Although I haven’t embraced them fully in to my designs as you can see from the photo above I etched a small board to convert the SOIC footprint to DIP.

Eagle PCB Design files INC PDFs are available in the files section

I have seen various methods of reflow some use ovens,cooker top hotplates and even DIY hot airguns in a similar way to "hot air reworking stations" which is actually the prefered professional way when reflowing or prototyping using a small hot air tip.

I chose the Household Iron Method of reflow which basically involved holding an old iron upside down with the hotplate facing upwards but there are much safer ways!. There are a few things to watch out for here and most of them are to do with safety but as with anything to do with soldering, electrics and molten metal’s common sense will save you ,these are all hazards of DIY electronics so if you are unsure about anything look away now.

Safety First... this is just the obvious stuff.
I take no responsibility if you ruin your Mums, Partners or Wife’s best iron or damage yourself or property do this at your own risk !

If your a young tinkerer ask permission from the old man!

Make sure that there is no water inside the iron beforehand!

Preferable use an old iron that is still in a safe good working order condition!

Make sure nothing is around you work area except the stuff you really need!

Keep the iron turned off at the socket till you ready!

Watch your swivel chair when move around when it spins round it might touch the iron (this one nearly got me)!

As the iron doesn’t like been on its back just like a turtle it will try and right its self burning everything in its path so I used a small vice to hold the iron firmly by its handle while still being able to get to the heat controls.

I placed a small amount of solder paste on each SOIC pad on the board using a paper clip .I then used a pair of tweezers to place the chip evenly on the pads.

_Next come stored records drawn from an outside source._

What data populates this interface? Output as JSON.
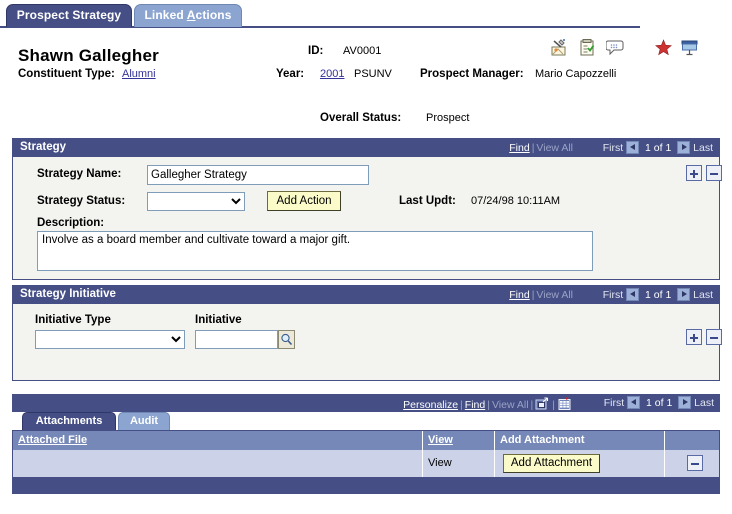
{
  "tabs": [
    {
      "label": "Prospect Strategy",
      "active": true
    },
    {
      "label": "Linked Actions",
      "active": false,
      "accel": "A"
    }
  ],
  "header": {
    "person_name": "Shawn Gallegher",
    "constituent_type_label": "Constituent Type:",
    "constituent_type_value": "Alumni",
    "id_label": "ID:",
    "id_value": "AV0001",
    "year_label": "Year:",
    "year_value": "2001",
    "institution": "PSUNV",
    "prospect_manager_label": "Prospect Manager:",
    "prospect_manager_value": "Mario Capozzelli",
    "overall_status_label": "Overall Status:",
    "overall_status_value": "Prospect",
    "icons": [
      "contact-notes-icon",
      "checklist-icon",
      "comment-bubble-icon",
      "favorite-star-icon",
      "presentation-screen-icon"
    ]
  },
  "strategy": {
    "title": "Strategy",
    "find_label": "Find",
    "view_all_label": "View All",
    "first_label": "First",
    "count_label": "1 of 1",
    "last_label": "Last",
    "name_label": "Strategy Name:",
    "name_value": "Gallegher Strategy",
    "status_label": "Strategy Status:",
    "status_value": "",
    "status_options": [
      ""
    ],
    "add_action_label": "Add Action",
    "last_updt_label": "Last Updt:",
    "last_updt_value": "07/24/98 10:11AM",
    "description_label": "Description:",
    "description_value": "Involve as a board member and cultivate toward a major gift.",
    "add_row_label": "+",
    "delete_row_label": "-"
  },
  "initiative": {
    "title": "Strategy Initiative",
    "find_label": "Find",
    "view_all_label": "View All",
    "first_label": "First",
    "count_label": "1 of 1",
    "last_label": "Last",
    "type_label": "Initiative Type",
    "type_value": "",
    "type_options": [
      ""
    ],
    "initiative_label": "Initiative",
    "initiative_value": "",
    "lookup_icon": "magnifier-lookup-icon"
  },
  "attachments": {
    "toolbar": {
      "personalize_label": "Personalize",
      "find_label": "Find",
      "view_all_label": "View All",
      "expand_icon": "expand-window-icon",
      "download_icon": "download-spreadsheet-icon",
      "first_label": "First",
      "count_label": "1 of 1",
      "last_label": "Last"
    },
    "tabs": [
      {
        "label": "Attachments",
        "active": true
      },
      {
        "label": "Audit",
        "active": false
      }
    ],
    "columns": [
      "Attached File",
      "View",
      "Add Attachment",
      ""
    ],
    "rows": [
      {
        "attached_file": "",
        "view": "View",
        "add_attachment_button": "Add Attachment",
        "delete_label": "-"
      }
    ]
  },
  "colors": {
    "header_blue": "#454f86",
    "tab_inactive_blue": "#8ba5d0",
    "panel_bg": "#f3f3ef",
    "grid_header_blue": "#7688b8",
    "grid_row_blue": "#ccd3e8",
    "button_yellow": "#fbfbca",
    "link_blue": "#333399",
    "star_red": "#cc3333"
  }
}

Before starting i measured the maximum temperature the iron would reach with my multimeter it turned out to be around 220°C (428°F) solder melts around 185°C (365°F) .A good quick test is to lay some solder in the iron hotplate and wait for it to melt, although the PCB its self will insulate the heat by a small amount so i ended up using the iron on full to get enough heat into the pads to melt the solder paste quickly.

Turn the iron on and not leaving it unattended let it heat up about 1/2 then using some tweezers place the board on the Iron sole plate.If you have enough heat in the PCB the process should only take a few minutes.

Paying close attention to the paste you should see it turn from grey goo to shiny silver at this point check all the pads are shiny leave it 5-10 seconds longer turn the iron off at the socket and using tweezers slide the board off the iron on to a bit of cardboard to cool.

And heres the finished PCB.

If you want to see a reflow in extremely close detail you can watch it here